        const healthFactor = userAccountData.healthFactor;
        userAccounts[user] = {
            healthFactor: healthFactor.toString(),
            totalCollateralBase: userAccountData.totalCollateralBase.toString(),
            totalDebtBase: userAccountData.totalDebtBase.toString(),
            liquidation: healthFactor < 1e18 ? true : false
    return userAccounts;

Running the simulation

You can use the command to run the script for executing the simulation.

npx hardhat run scripts/simulation.ts

This is the output you will see running the simulation at actual WBTC price and after 50% drop.

  1. Actual WBTC price

Screenshot of simulation output at actual price of WBTC token

Simulation output at the actual price of WBTC

2. After 50% drop in actual WBTC price

Screenshot of simulation output at 50% drop in price of WBTC tokens

Simulation output after 50% price drop in WBTC

Notice the change in totalDebtBase column of the 2 simulations. You will see that the total debt of the users after 50% price drop is reduced. Also you will see that the health factorof each user and totalCollateralBase of users have also changed.

If the health factor of a user goes below 1, that is less than 1e18 then that account becomes eligible to be liquidated by users. Currently we don’t see that happening, but you can play with the price and see what happens.


You can find the entire project repo on this GitHub link. Fork the main branch and execute the code after setting the Alchemy RPC url in the environment variables.

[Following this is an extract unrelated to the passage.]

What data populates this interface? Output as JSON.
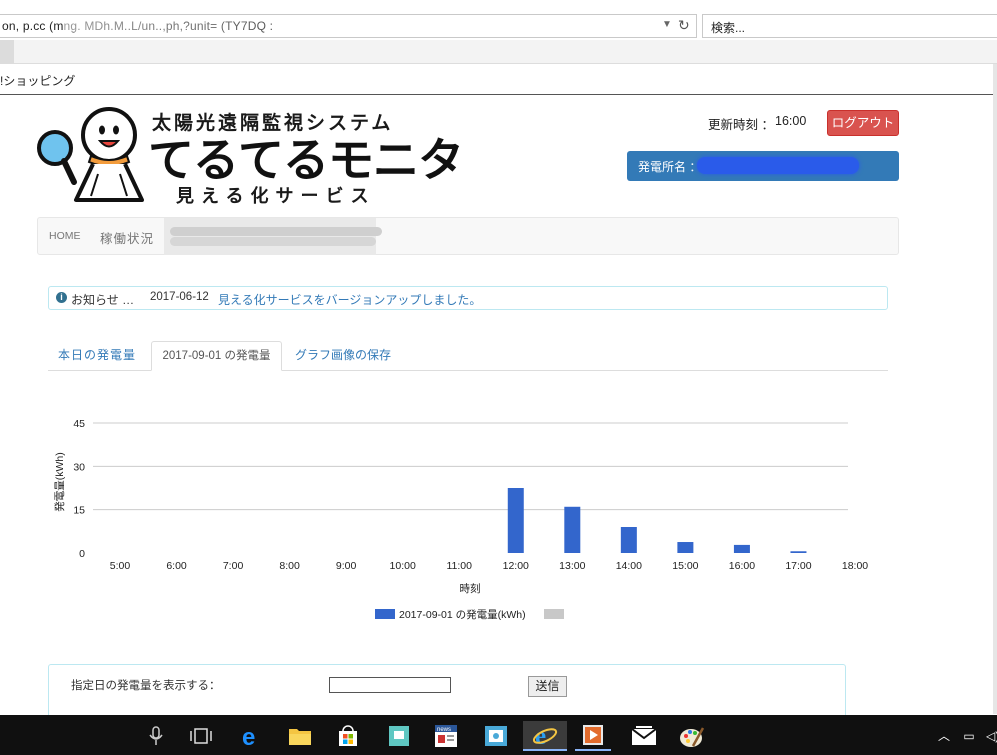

Thank you for reading here. More such tutorials and blogs on core blockchain will be upcoming.